Originally Posted by Randaddy
Come on. The combined features of Lost Paddle are class 5, everything else is class IV at a max and I've swam left at the 4th drop 3 times. I've swam a shit ton on the Upper Gauley, and I mean no disrespect to this amazing, powerful river. That said, I'm suggesting that someone afraid of kayaking might have a safer, and better experience if they swim more often from the relative safety of an inflatable and climb back in than winding up upside down for ten or more seconds... People go under the thumbnail when they're upside down usually.
Gauley aside, I'm just saying I swim my ass off on stuff that isn't class V all summer long and this guy should consider taking on that mindset if it helps him.
Fair enough, and I'm not trying to spark an argument. All I'm saying is that I don't necessarily think that it is good advice to advice taking swimming lessons on a particularly hazardous river that has claimed the lives of numerous expert boaters over the years.
On the other hand, I do agree that it is good practice to push oneself and swim on more difficult rapids without the risks of getting sucked underneath a rock or stuffed into a sieve. While I was learning, I paddled pretty tough stuff like the hard sections of the Tygart, Shavers Fork of the Cheat, NRG, Lower G, etc. etc. Class IVish stuff that would be very unpleasant to swim, making me try really hard to stay in my boat, but also class IVish stuff that I knew I would also be pretty safe swimming if I had to. So, push yourself, but don't push yourself when there are hazards IMO. Don't get on a river like the Upper G or Section 4 if that's "pushing" it for.
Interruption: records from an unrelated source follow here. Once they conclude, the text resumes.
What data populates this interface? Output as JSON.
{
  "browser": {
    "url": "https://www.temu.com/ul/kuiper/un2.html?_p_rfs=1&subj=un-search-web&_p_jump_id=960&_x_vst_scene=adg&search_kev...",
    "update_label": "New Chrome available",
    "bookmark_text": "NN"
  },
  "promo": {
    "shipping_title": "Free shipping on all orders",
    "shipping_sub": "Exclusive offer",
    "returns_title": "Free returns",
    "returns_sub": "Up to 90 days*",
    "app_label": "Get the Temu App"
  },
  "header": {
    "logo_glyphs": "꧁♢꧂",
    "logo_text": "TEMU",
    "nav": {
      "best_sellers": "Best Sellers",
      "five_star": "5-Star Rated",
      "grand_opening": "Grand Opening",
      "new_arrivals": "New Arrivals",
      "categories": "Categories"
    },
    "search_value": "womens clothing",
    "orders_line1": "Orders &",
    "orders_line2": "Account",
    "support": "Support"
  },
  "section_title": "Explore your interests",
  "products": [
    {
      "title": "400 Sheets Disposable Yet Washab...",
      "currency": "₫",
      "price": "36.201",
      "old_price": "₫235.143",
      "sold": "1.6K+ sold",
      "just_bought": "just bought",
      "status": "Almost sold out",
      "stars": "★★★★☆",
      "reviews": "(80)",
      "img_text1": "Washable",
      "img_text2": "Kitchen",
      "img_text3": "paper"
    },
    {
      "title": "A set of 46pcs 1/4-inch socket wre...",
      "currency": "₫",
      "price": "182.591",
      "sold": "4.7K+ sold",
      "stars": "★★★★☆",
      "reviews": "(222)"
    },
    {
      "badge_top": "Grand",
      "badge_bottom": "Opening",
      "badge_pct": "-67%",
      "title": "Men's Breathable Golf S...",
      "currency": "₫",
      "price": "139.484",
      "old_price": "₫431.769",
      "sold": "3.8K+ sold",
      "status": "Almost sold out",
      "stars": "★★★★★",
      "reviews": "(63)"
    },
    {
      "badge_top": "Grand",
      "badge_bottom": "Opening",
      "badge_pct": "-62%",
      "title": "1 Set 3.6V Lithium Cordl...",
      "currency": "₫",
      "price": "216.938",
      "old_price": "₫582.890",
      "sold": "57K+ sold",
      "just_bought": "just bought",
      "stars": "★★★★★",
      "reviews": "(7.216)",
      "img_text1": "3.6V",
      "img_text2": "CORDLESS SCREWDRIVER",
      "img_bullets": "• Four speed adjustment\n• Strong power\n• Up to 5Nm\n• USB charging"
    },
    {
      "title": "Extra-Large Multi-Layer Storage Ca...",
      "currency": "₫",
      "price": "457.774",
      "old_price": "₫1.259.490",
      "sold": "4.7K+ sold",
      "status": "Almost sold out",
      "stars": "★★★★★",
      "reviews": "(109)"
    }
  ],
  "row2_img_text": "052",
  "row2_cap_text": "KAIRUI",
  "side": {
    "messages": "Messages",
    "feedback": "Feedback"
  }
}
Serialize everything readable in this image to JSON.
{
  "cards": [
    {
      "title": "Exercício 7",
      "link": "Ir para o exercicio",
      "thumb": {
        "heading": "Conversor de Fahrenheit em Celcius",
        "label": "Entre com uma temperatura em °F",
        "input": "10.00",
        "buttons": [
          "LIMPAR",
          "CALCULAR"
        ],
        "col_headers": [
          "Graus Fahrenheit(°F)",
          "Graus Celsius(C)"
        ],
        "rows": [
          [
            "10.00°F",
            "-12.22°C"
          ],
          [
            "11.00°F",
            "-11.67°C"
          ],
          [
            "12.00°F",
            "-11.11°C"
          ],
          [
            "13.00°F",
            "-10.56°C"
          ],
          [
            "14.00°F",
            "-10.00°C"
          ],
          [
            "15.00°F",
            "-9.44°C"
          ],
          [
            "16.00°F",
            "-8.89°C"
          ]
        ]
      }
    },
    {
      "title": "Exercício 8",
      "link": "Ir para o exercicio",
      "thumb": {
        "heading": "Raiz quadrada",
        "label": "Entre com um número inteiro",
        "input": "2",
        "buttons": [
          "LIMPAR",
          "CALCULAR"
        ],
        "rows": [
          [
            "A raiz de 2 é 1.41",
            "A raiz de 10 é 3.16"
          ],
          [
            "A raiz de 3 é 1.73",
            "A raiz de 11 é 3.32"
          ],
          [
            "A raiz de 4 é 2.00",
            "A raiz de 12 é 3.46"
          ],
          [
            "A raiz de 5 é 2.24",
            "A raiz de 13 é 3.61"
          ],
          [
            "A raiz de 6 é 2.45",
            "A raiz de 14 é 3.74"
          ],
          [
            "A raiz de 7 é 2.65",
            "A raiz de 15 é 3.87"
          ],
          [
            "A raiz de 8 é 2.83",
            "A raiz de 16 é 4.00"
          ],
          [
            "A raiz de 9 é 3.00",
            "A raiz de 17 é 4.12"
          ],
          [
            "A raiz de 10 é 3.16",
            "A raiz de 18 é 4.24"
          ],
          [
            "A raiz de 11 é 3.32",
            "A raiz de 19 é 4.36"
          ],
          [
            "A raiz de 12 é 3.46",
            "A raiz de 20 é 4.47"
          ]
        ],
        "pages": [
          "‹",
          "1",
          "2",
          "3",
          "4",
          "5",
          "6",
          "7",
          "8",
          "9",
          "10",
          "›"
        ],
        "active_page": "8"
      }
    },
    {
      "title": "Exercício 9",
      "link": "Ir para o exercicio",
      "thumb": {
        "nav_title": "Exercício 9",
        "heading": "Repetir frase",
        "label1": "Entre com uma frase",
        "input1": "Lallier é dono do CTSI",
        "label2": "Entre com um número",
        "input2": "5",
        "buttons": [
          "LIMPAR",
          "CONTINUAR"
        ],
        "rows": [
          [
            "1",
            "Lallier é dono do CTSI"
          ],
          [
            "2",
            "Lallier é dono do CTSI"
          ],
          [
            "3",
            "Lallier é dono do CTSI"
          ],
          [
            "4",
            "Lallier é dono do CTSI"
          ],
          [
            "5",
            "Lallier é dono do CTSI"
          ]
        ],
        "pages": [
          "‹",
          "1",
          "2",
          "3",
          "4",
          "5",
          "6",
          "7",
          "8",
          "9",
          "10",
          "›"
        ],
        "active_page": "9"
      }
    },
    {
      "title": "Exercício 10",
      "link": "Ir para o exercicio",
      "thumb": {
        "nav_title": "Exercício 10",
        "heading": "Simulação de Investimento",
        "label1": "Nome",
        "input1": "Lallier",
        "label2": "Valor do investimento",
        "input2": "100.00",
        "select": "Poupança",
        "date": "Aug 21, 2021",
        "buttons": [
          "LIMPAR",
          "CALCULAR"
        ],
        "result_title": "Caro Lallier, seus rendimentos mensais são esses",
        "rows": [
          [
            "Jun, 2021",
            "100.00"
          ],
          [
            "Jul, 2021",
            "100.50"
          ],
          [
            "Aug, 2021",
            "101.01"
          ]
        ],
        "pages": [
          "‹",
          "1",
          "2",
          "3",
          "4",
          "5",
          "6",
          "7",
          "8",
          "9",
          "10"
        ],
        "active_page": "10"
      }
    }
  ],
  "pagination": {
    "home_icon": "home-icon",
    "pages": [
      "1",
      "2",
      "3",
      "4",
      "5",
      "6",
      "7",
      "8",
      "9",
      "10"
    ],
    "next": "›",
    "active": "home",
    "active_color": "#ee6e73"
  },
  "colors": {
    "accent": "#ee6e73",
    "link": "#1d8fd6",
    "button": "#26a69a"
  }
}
Get on rivers like that after you've had ample practice and are very comfortable on stretches of simiar difficulty.